EXERCISE AIM> The full set of entries should be repeated without a single change.

- - - - -

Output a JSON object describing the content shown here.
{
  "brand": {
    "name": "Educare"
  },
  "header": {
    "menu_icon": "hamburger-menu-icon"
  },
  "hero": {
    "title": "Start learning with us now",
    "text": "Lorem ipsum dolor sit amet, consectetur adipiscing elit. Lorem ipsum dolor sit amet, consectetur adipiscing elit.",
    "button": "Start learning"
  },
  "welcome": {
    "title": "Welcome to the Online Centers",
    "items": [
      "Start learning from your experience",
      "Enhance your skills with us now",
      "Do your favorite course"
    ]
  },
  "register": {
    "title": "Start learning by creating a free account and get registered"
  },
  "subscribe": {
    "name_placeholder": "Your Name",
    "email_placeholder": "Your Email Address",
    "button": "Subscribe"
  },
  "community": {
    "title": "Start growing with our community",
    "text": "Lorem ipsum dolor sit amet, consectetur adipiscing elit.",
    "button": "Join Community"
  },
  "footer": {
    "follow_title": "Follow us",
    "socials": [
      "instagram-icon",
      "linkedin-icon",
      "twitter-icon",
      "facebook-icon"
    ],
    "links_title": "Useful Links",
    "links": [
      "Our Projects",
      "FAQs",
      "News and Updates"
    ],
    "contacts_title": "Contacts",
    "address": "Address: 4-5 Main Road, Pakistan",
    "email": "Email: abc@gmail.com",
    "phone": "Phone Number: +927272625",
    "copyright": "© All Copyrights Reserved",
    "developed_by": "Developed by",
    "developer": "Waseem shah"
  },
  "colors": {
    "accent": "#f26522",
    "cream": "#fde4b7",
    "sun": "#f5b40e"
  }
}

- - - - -

RESULT OF THIS EXERCISE>
Output a JSON object describing the content shown here.
{
  "brand": {
    "name": "Educare"
  },
  "header": {
    "menu_icon": "hamburger-menu-icon"
  },
  "hero": {
    "title": "Start learning with us now",
    "text": "Lorem ipsum dolor sit amet, consectetur adipiscing elit. Lorem ipsum dolor sit amet, consectetur adipiscing elit.",
    "button": "Start learning"
  },
  "welcome": {
    "title": "Welcome to the Online Centers",
    "items": [
      "Start learning from your experience",
      "Enhance your skills with us now",
      "Do your favorite course"
    ]
  },
  "register": {
    "title": "Start learning by creating a free account and get registered"
  },
  "subscribe": {
    "name_placeholder": "Your Name",
    "email_placeholder": "Your Email Address",
    "button": "Subscribe"
  },
  "community": {
    "title": "Start growing with our community",
    "text": "Lorem ipsum dolor sit amet, consectetur adipiscing elit.",
    "button": "Join Community"
  },
  "footer": {
    "follow_title": "Follow us",
    "socials": [
      "instagram-icon",
      "linkedin-icon",
      "twitter-icon",
      "facebook-icon"
    ],
    "links_title": "Useful Links",
    "links": [
      "Our Projects",
      "FAQs",
      "News and Updates"
    ],
    "contacts_title": "Contacts",
    "address": "Address: 4-5 Main Road, Pakistan",
    "email": "Email: abc@gmail.com",
    "phone": "Phone Number: +927272625",
    "copyright": "© All Copyrights Reserved",
    "developed_by": "Developed by",
    "developer": "Waseem shah"
  },
  "colors": {
    "accent": "#f26522",
    "cream": "#fde4b7",
    "sun": "#f5b40e"
  }
}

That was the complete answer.